This was another pick that raised some eyebrows. Not too many of the “experts” had Illinois receiver A.J. Jenkins going in the first round, but apparently Jim Harbaugh fell in love with the string bean’s speed. Francis has good height and produced in college but was a major reach at No. 30 overall. There were plenty of better receivers still available.
Cleveland Browns: C+
There’s a lot that went into this grade. First of all, I really like the players Cleveland came away with. Trent Richardson is a complete running back and the best prospect at the position since Adrian Peterson. Even during Mark Ingram’s Heisman trophy season, it was clear he wasn’t the most talented back on Bama’s roster. I also like Brandon Weeden, who had a great season at Oklahoma State and an even better week at the Senior Bowl. I’ve seen lots of draft “analysts” blasting the Weeden pick, mostly because he’s already 28. Weeden’s age is the principle reason he was not drafted sooner, but it’s also why he should be able to step in almost immediately and supplant Colt McCoy as the Browns starting quarterback. He’s not going to lead the Browns to any Superbowls, or even the playoffs given their division, but I think he’ll play well enough for five seasons that he won’t hold back the development of other young players on Cleveland’s roster. All that said, the Browns traded up one spot from No. 4 to get Richardson — also giving up picks No. 118, 129 and 211 in the process — when they most likely could have stayed pat and gotten their man anyway. The fact that Tampa Bay traded back once Cleveland picked is a sign the Bucs were waiting to see if Richardson would fall to them, but I doubt they would have entertained trading up with Minnesota. Add in the fact the Browns missed out on the chance to secure RG3 by making the trade with the Rams that the Skins ultimately completed, and you’ve got a missed opportunity plus a questionable decision weighing down the positives of drafting two good players at impact offensive positions.
NY Jets: C+
I didn’t like this pick because of who was left on the board (read: Melvin Ingram). Sure, Quinton Coples has better measurables and great talent, but he was incredibly inconsistent at North Carolina and far too often gave minimal effort on the field. This grade would have been lower if I didn’t think that Rex Ryan has about as good a chance as anybody of getting the most out of Coples.
Not a fan of this pick, mostly because of who was still on the board. With productive defensive tackles like Fletcher Cox and Michael Brockers still available, I don’t know why the Chiefs would take such a gamble on Dontari Poe, who has elite ability but never played up to in college, even though he played against lesser competition at Memphis. He has the talent to be one of the most feared defensive players in the league, but even if Cox and Brockers had been off the board I probably would have still only given this pick a C+. Poe has as much bust potential as any player taken in the first round.

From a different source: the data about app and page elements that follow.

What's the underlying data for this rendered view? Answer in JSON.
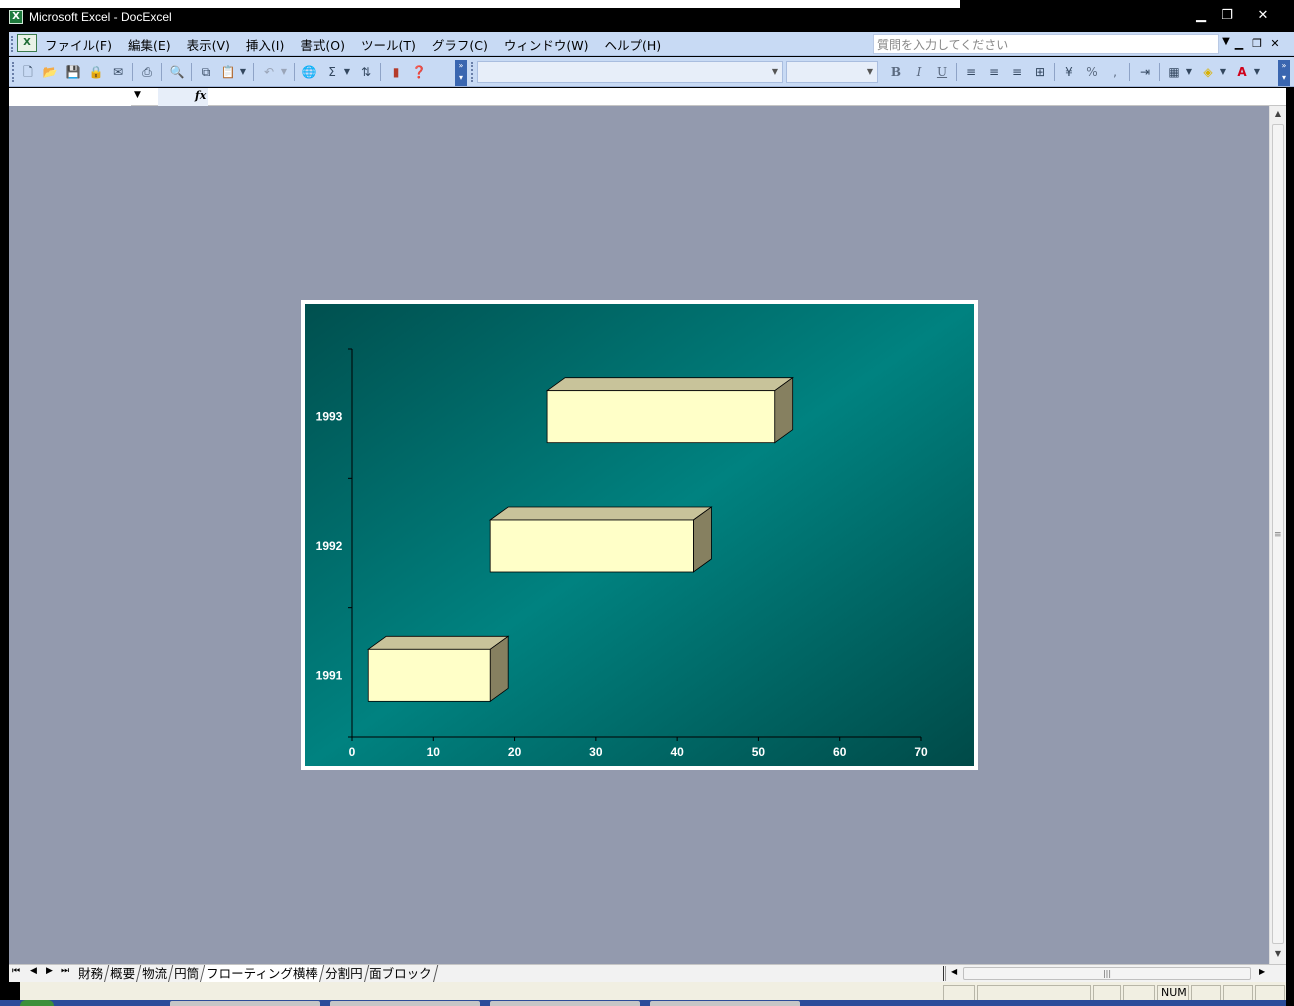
{
  "window": {
    "title": "Microsoft Excel - DocExcel",
    "min_icon": "minimize-icon",
    "restore_icon": "restore-icon",
    "close_icon": "close-icon"
  },
  "menubar": {
    "items": [
      "ファイル(F)",
      "編集(E)",
      "表示(V)",
      "挿入(I)",
      "書式(O)",
      "ツール(T)",
      "グラフ(C)",
      "ウィンドウ(W)",
      "ヘルプ(H)"
    ],
    "ask_placeholder": "質問を入力してください"
  },
  "formula_bar": {
    "fx": "fx"
  },
  "chart_data": {
    "type": "bar",
    "orientation": "horizontal-floating-3d",
    "categories": [
      "1991",
      "1992",
      "1993"
    ],
    "series": [
      {
        "start": [
          2,
          17,
          24
        ],
        "end": [
          17,
          42,
          52
        ]
      }
    ],
    "xlim": [
      0,
      70
    ],
    "xticks": [
      "0",
      "10",
      "20",
      "30",
      "40",
      "50",
      "60",
      "70"
    ],
    "grid": false,
    "legend": "none",
    "colors": {
      "bar_front": "#ffffc8",
      "bar_top": "#c8c39a",
      "bar_side": "#868060",
      "background": "#007a78",
      "text": "#ffffff"
    }
  },
  "sheet_tabs": [
    "財務",
    "概要",
    "物流",
    "円筒",
    "フローティング横棒",
    "分割円",
    "面ブロック"
  ],
  "active_tab": 4,
  "statusbar": {
    "num": "NUM"
  }
}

Seattle Seahawks: D-
Ah, at long last we finally come to the first “Huh?” pick of the 2012 draft. If you’re trying to find someone, anyone outside of the Seattle war room who likes or even understands this pick, you can quit looking. Bruce Irvin is an athlete playing football, or the exact opposite of Melvin Ingram, who went four spots later than Irvin. The Seahawks could have gotten Irvin in the second round had they liked him so much, but even then it would have been a poor pick. Irvin has serious character concerns (he’s been arrested for robbery and defacing public property) and is a one-dimensional player who’s dangerous as a pass-rusher but a liability against the run. Irvin is either going to end up being one of the worst first-round picks in recent memory or make Pete Carroll look very smart (and a lot of detractors like me look stupid). This would have been an F, but Seattle gets a little credit for trading back with Philly and picking up the No. 114 and 172 picks.